by Carlos Ruiz Zafon.
Description: Barcelona, 1945—just after the war, a great world city lies in shadow, nursing its wounds, and a boy named Daniel awakes on his eleventh birthday to find that he can no longer remember his mother’s face. To console his only child, Daniel’s widowed father, an antiquarian book dealer, initiates him into the secret of the Cemetery of Forgotten Books, a library tended by Barcelona’s guild of rare-book dealers as a repository for books forgotten by the world, waiting for someone who will care about them again. Daniel’s father coaxes him to choose a volume from the spiraling labyrinth of shelves, one that, it is said, will have a special meaning for him. And Daniel so loves the novel he selects, The Shadow of the Wind by one Julian Carax, that he sets out to find the rest of Carax’s work. To his shock, he discovers that someone has been systematically destroying every copy of every book this author has written. In fact, he may have the last one in existence. Before Daniel knows it his seemingly innocent quest has opened a door into one of Barcelona’s darkest secrets, an epic story of murder, magic, madness and doomed love. And before long he realizes that if he doesn’t find out the truth about Julian Carax, he and those closest to him will suffer horribly. As with all astounding novels, The Shadow of the Wind sends the mind groping for comparisons—The Crimson Petal and the White? The novels of Arturo Pérez-Reverte? Of Victor Hugo? Love in the Time of Cholera?—but in the end, as with all astounding novels, no comparison can suffice. As one leading Spanish reviewer wrote, “The originality of Ruiz Zafón’s voice is bombproof and displays a diabolical talent.

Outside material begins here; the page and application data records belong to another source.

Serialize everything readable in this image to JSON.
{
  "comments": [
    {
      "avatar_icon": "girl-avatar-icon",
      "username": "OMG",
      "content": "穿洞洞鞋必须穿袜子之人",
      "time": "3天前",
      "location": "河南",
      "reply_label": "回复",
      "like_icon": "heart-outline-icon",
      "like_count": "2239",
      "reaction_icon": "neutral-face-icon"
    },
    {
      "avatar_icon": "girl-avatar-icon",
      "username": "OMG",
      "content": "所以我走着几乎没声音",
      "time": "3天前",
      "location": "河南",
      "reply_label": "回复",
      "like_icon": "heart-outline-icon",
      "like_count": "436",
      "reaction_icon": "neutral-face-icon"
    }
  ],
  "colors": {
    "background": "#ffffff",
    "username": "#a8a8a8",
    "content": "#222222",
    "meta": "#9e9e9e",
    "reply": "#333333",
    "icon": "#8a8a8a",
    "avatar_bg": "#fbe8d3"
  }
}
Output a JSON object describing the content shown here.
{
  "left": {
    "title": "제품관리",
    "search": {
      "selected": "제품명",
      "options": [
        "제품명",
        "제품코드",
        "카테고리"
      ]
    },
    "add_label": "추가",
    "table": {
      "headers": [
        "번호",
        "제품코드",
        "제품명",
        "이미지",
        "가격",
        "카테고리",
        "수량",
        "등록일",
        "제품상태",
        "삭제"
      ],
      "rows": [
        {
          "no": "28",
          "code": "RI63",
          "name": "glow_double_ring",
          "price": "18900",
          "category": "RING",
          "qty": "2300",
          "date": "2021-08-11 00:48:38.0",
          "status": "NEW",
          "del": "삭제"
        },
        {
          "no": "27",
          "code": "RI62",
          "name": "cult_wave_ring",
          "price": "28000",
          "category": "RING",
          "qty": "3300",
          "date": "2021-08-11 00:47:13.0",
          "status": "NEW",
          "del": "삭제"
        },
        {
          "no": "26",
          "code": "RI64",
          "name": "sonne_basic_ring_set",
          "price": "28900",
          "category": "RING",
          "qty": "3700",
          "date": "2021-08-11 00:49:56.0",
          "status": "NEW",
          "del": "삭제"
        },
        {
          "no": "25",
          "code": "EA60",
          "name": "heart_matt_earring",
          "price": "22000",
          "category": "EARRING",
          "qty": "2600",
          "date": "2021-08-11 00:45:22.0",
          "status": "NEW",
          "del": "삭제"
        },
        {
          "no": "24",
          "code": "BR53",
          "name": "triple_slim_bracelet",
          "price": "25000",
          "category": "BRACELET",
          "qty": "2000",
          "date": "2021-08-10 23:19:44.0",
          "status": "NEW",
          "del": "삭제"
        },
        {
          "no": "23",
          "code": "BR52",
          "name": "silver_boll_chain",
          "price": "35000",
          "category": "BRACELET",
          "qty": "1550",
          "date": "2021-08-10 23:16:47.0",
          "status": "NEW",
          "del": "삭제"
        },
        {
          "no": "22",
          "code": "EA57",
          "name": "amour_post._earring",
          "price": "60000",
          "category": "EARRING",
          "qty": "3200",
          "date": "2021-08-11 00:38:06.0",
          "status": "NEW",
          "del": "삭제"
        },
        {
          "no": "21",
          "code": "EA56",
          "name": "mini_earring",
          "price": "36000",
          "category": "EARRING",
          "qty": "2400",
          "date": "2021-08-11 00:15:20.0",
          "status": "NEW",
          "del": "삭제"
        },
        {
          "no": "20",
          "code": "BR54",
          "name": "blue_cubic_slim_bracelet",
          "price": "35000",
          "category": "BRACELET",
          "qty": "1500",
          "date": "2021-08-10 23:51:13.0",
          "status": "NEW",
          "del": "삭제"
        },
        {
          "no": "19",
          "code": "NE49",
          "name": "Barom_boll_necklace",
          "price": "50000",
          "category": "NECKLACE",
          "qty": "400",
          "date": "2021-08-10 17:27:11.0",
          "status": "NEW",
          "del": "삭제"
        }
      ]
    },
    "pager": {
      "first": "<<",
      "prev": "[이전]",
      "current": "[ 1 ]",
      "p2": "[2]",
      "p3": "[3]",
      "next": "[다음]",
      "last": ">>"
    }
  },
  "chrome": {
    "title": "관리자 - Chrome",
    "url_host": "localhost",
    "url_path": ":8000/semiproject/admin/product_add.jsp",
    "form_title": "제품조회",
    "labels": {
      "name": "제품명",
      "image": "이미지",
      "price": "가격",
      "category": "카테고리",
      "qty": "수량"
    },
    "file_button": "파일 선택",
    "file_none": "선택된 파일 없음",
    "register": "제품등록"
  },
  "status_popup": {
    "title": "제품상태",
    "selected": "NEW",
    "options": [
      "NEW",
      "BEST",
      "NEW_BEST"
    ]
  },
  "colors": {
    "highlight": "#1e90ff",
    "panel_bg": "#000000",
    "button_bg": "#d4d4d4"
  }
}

The Shadow of the Wind announces a phenomenon in Spanish literature.” An uncannily absorbing historical mystery, a heart-piercing romance, and a moving homage to the mystical power of books, The Shadow of the Wind is a triumph of the storyteller’s art. (from eBooks.com)